Neil Larkins says
As usual, Nathan, your friday post had lots of source material. I loved the n+1 piece and took down a few quotes to use here, and then decided, Naw…people need to read the whole thing.

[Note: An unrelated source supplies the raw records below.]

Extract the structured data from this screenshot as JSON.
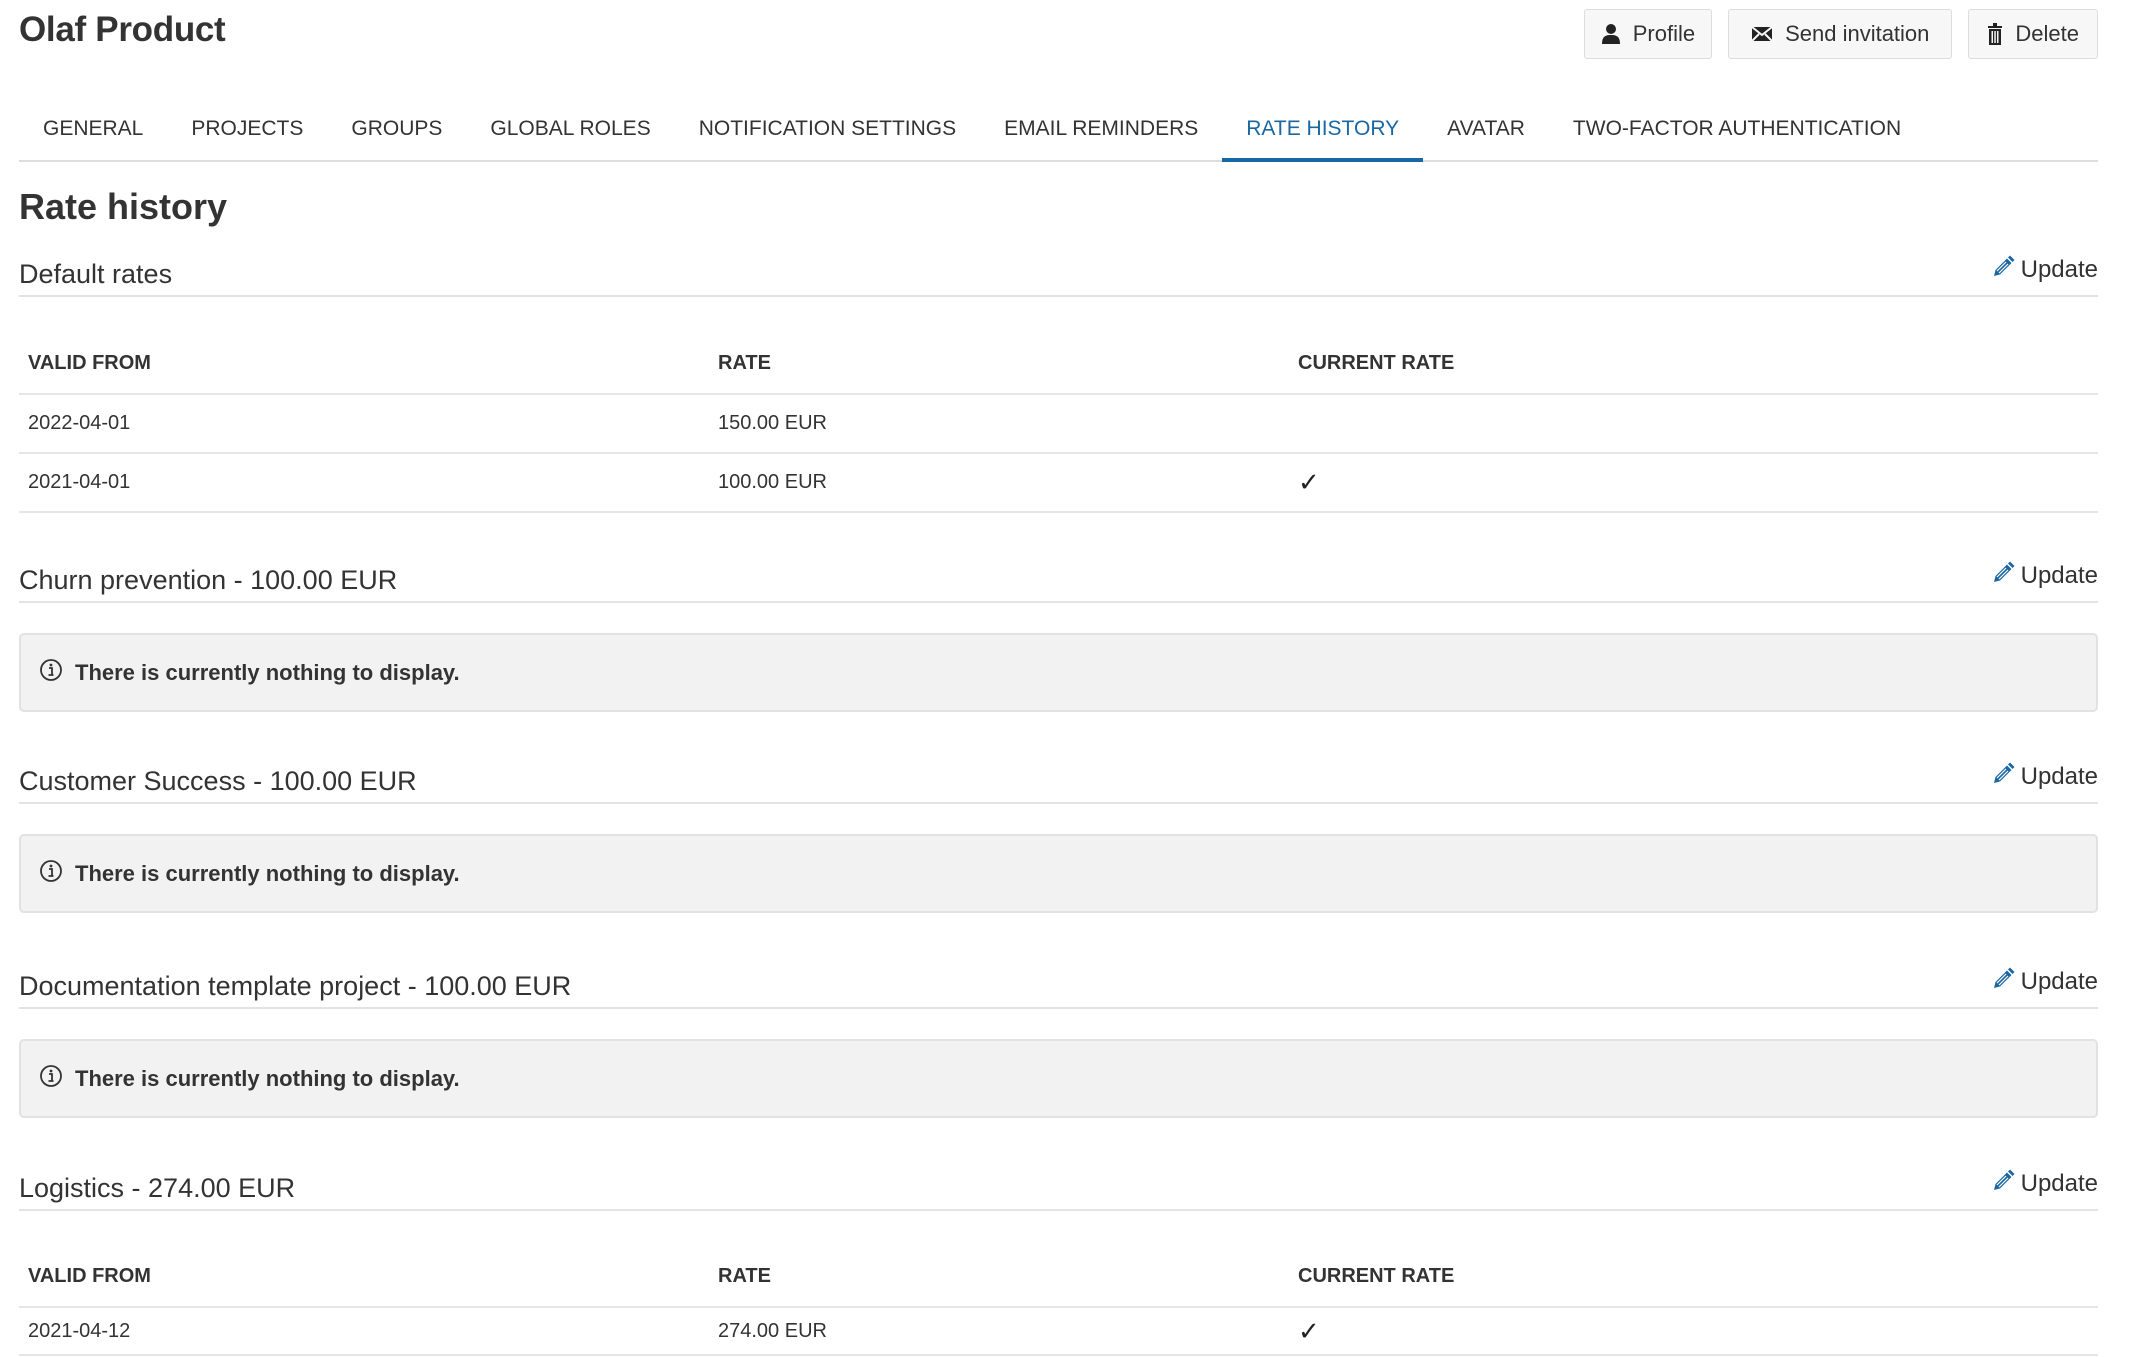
{
  "header": {
    "title": "Olaf Product",
    "buttons": [
      {
        "label": "Profile",
        "icon": "user-icon"
      },
      {
        "label": "Send invitation",
        "icon": "envelope-icon"
      },
      {
        "label": "Delete",
        "icon": "trash-icon"
      }
    ]
  },
  "tabs": [
    {
      "label": "GENERAL",
      "active": false
    },
    {
      "label": "PROJECTS",
      "active": false
    },
    {
      "label": "GROUPS",
      "active": false
    },
    {
      "label": "GLOBAL ROLES",
      "active": false
    },
    {
      "label": "NOTIFICATION SETTINGS",
      "active": false
    },
    {
      "label": "EMAIL REMINDERS",
      "active": false
    },
    {
      "label": "RATE HISTORY",
      "active": true
    },
    {
      "label": "AVATAR",
      "active": false
    },
    {
      "label": "TWO-FACTOR AUTHENTICATION",
      "active": false
    }
  ],
  "accent_color": "#1a67a3",
  "page_heading": "Rate history",
  "update_label": "Update",
  "empty_notice": "There is currently nothing to display.",
  "table_headers": [
    "VALID FROM",
    "RATE",
    "CURRENT RATE"
  ],
  "sections": [
    {
      "title": "Default rates",
      "rows": [
        {
          "valid_from": "2022-04-01",
          "rate": "150.00 EUR",
          "current": false
        },
        {
          "valid_from": "2021-04-01",
          "rate": "100.00 EUR",
          "current": true
        }
      ]
    },
    {
      "title": "Churn prevention - 100.00 EUR",
      "rows": []
    },
    {
      "title": "Customer Success - 100.00 EUR",
      "rows": []
    },
    {
      "title": "Documentation template project - 100.00 EUR",
      "rows": []
    },
    {
      "title": "Logistics - 274.00 EUR",
      "rows": [
        {
          "valid_from": "2021-04-12",
          "rate": "274.00 EUR",
          "current": true
        }
      ]
    }
  ],
  "current_mark": "✓"
}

Okay, okay, I have to do one: “No one wakes up in the morning hoping to be as vapid as possible.” Great stuff.